GOOD STOVES is an initiative to reach the most needy communities through research, design and development of good stoves and with intentions of dissemination of this knowledge for the common good. All the knowledge and work of GEO on Good Stoves, Biochar, Biochar production, etc, is declared as [http://www.okgeo.org Open Knowledge]. GEO aims to facilitate at least 1 million stoves in the next 5 years.
Definition Climatefarming en francais
Definition Climate FarmingClimate farming uses agricultural means to keep carbon dioxide and other greenhouse gasses from escaping into the atmosphere. Like organic farming, climate farming maintains biodiversity and ecological balance on productive, argicultural land. But climate farmers like Hans-Peter Schmidt go a step further and covert leftover organic mass into biochar, a solid carbon compound that can improve soil quality. Biochar production also creates a kind of gas that can then be burned to help generate power. A climate farm could grow food, generate power, and help keep carbon out of the air.
Le climatefarming est souvent décrit comme une méthode agricole au moyen de laquelle du CO2 est prélevé de l’atmosphère et stocké de façon stable dans le sol sous forme de carbone. Ceci pourrait permettre de freiner le changement climatique. Mais le climatefarming, c’est également un concept écologique durable pour l’agriculture du future, qui produira aussi bien des denrées alimentaires que de l’énergie et de l’air propre, encouragera la biodiversité et protégera le paysage.

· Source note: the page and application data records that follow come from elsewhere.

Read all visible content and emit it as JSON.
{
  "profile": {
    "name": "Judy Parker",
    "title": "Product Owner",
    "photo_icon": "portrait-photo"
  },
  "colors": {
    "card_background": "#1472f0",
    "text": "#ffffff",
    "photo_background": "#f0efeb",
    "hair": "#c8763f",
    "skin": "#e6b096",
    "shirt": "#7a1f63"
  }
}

Au travers de leurs feuilles, les plantes prélèvent du dioxyde de carbone contenu dans l’air et le transforment à l’aide de la lumière, de substances minérales et de l’eau en molécules carboniques. Lorsque la plante meurt ou pourrit, ou si elle est mangée et digérée, les molécules longues de carbone sont de nouveau scindées. Ce processus libère de l’énergie et donc du carbone qui, composé à plus de 99% de CO2, s’évapore dans l’atmosphère. (en savoir plus ...)